12. Human Migration: What are the socio-economic and political implications of the transnational flow of people?
13. Global Conflict: Is the world safer because of military intervention, and what are the consequences of militarism?
Lesson Plans and Websites
Fedorak's Global Issues pulls back the veil on cultural stereotypes by exploring familiar concepts long shaped by prejudice, ignorance, the media, and politics, while analyzing that very veil itself. This collection is a pedagogical tour de force that succeeds, above all, in illuminating highly charged issues in an impressively balanced way. Thomas W. Zeiler, University of Colorado Boulder

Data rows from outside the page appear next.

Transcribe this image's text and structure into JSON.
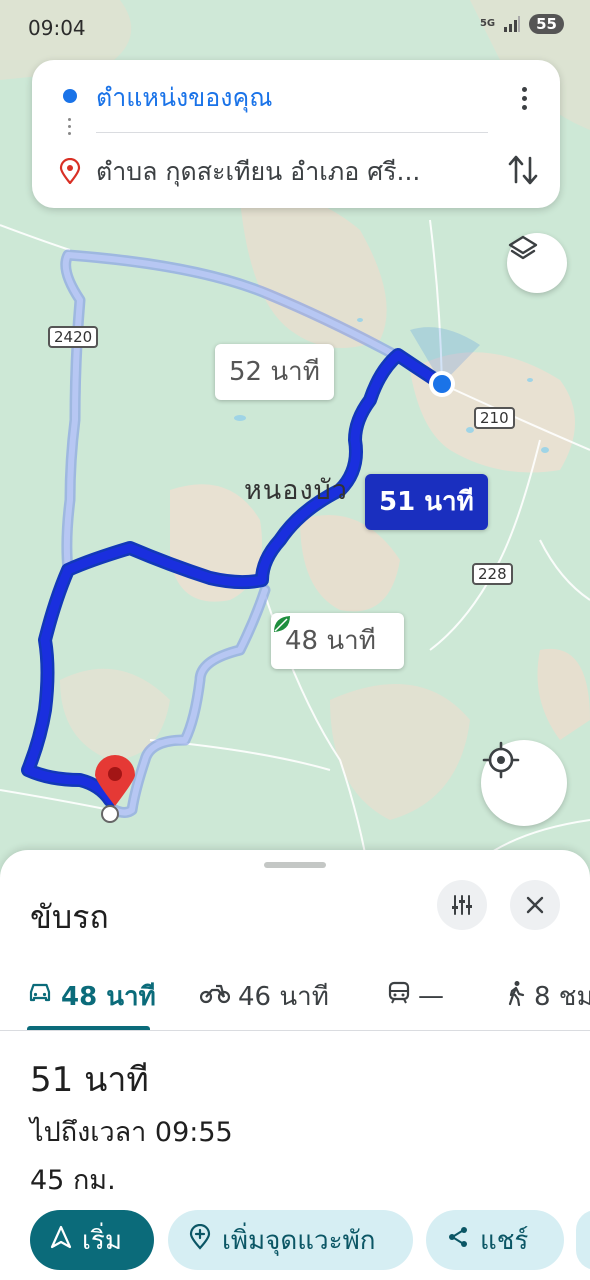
{
  "status_bar": {
    "time": "09:04",
    "network": "5G",
    "battery": "55"
  },
  "search": {
    "origin": "ตำแหน่งของคุณ",
    "destination": "ตำบล กุดสะเทียน อำเภอ ศรี..."
  },
  "map": {
    "place_label": "หนองบัว",
    "road_badges": [
      "2420",
      "210",
      "228"
    ],
    "route_labels": {
      "alt1": "52 นาที",
      "selected": "51 นาที",
      "alt2": "48 นาที"
    },
    "route_color_selected": "#1a2fde",
    "route_color_alt": "#a9bdf0"
  },
  "sheet": {
    "title": "ขับรถ",
    "tabs": [
      {
        "icon": "car-icon",
        "label": "48 นาที"
      },
      {
        "icon": "motorcycle-icon",
        "label": "46 นาที"
      },
      {
        "icon": "transit-icon",
        "label": "—"
      },
      {
        "icon": "walk-icon",
        "label": "8 ชม"
      }
    ],
    "route_time": "51 นาที",
    "arrival": "ไปถึงเวลา 09:55",
    "distance": "45 กม.",
    "actions": {
      "start": "เริ่ม",
      "add_stop": "เพิ่มจุดแวะพัก",
      "share": "แชร์"
    },
    "accent_color": "#0b6b7a"
  }
}
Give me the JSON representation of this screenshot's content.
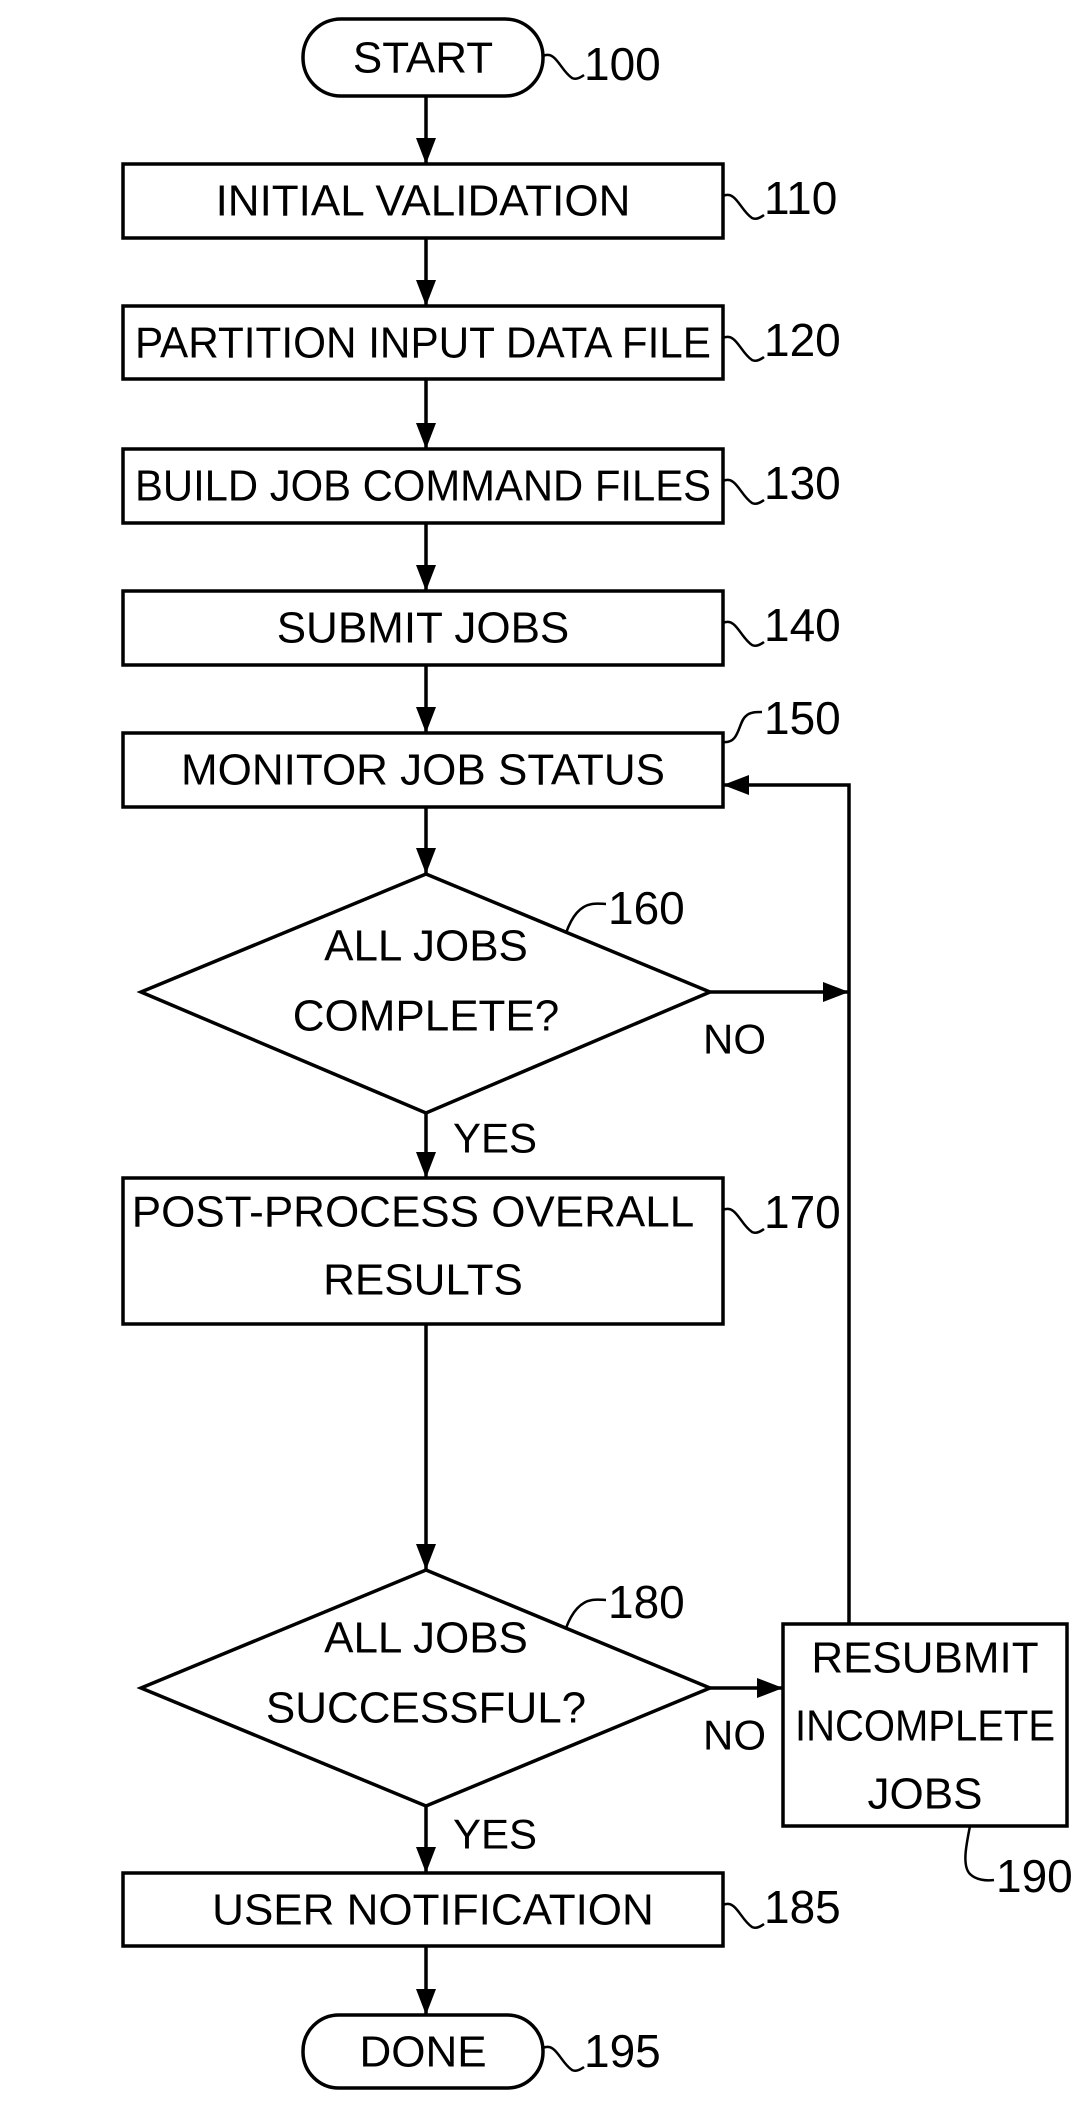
{
  "figure": {
    "type": "flowchart",
    "nodes": [
      {
        "id": "100",
        "kind": "terminal",
        "lines": [
          "START"
        ],
        "ref": "100"
      },
      {
        "id": "110",
        "kind": "process",
        "lines": [
          "INITIAL VALIDATION"
        ],
        "ref": "110"
      },
      {
        "id": "120",
        "kind": "process",
        "lines": [
          "PARTITION INPUT DATA FILE"
        ],
        "ref": "120"
      },
      {
        "id": "130",
        "kind": "process",
        "lines": [
          "BUILD JOB COMMAND FILES"
        ],
        "ref": "130"
      },
      {
        "id": "140",
        "kind": "process",
        "lines": [
          "SUBMIT JOBS"
        ],
        "ref": "140"
      },
      {
        "id": "150",
        "kind": "process",
        "lines": [
          "MONITOR JOB STATUS"
        ],
        "ref": "150"
      },
      {
        "id": "160",
        "kind": "decision",
        "lines": [
          "ALL JOBS",
          "COMPLETE?"
        ],
        "ref": "160"
      },
      {
        "id": "170",
        "kind": "process",
        "lines": [
          "POST-PROCESS OVERALL",
          "RESULTS"
        ],
        "ref": "170"
      },
      {
        "id": "180",
        "kind": "decision",
        "lines": [
          "ALL JOBS",
          "SUCCESSFUL?"
        ],
        "ref": "180"
      },
      {
        "id": "185",
        "kind": "process",
        "lines": [
          "USER NOTIFICATION"
        ],
        "ref": "185"
      },
      {
        "id": "190",
        "kind": "process",
        "lines": [
          "RESUBMIT",
          "INCOMPLETE",
          "JOBS"
        ],
        "ref": "190"
      },
      {
        "id": "195",
        "kind": "terminal",
        "lines": [
          "DONE"
        ],
        "ref": "195"
      }
    ],
    "edges": [
      {
        "from": "100",
        "to": "110",
        "label": ""
      },
      {
        "from": "110",
        "to": "120",
        "label": ""
      },
      {
        "from": "120",
        "to": "130",
        "label": ""
      },
      {
        "from": "130",
        "to": "140",
        "label": ""
      },
      {
        "from": "140",
        "to": "150",
        "label": ""
      },
      {
        "from": "150",
        "to": "160",
        "label": ""
      },
      {
        "from": "160",
        "to": "170",
        "label": "YES"
      },
      {
        "from": "160",
        "to": "150",
        "label": "NO"
      },
      {
        "from": "170",
        "to": "180",
        "label": ""
      },
      {
        "from": "180",
        "to": "185",
        "label": "YES"
      },
      {
        "from": "180",
        "to": "190",
        "label": "NO"
      },
      {
        "from": "190",
        "to": "150",
        "label": ""
      },
      {
        "from": "185",
        "to": "195",
        "label": ""
      }
    ]
  }
}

Refreshing and well-balanced, this textbook does not shy away from controversial topics in international and global studies. It offers students the tools to understand, engage, and critically analyze complex issues of an international nature, while making those issues relate to everyday life. Jean Michel Montsion, York University
By taking on complicated and controversial issues, the author encourages readers to ask critical questions and consider complex phenomena from multiple perspectives. Global Issues can be used in classrooms to introduce relevant topics, stimulate classroom discussions, and promote student connections to the many contexts and voices that give meaning to the world. Hilary E. Kahn, Director of the Center for the Study of Global Change at Indiana University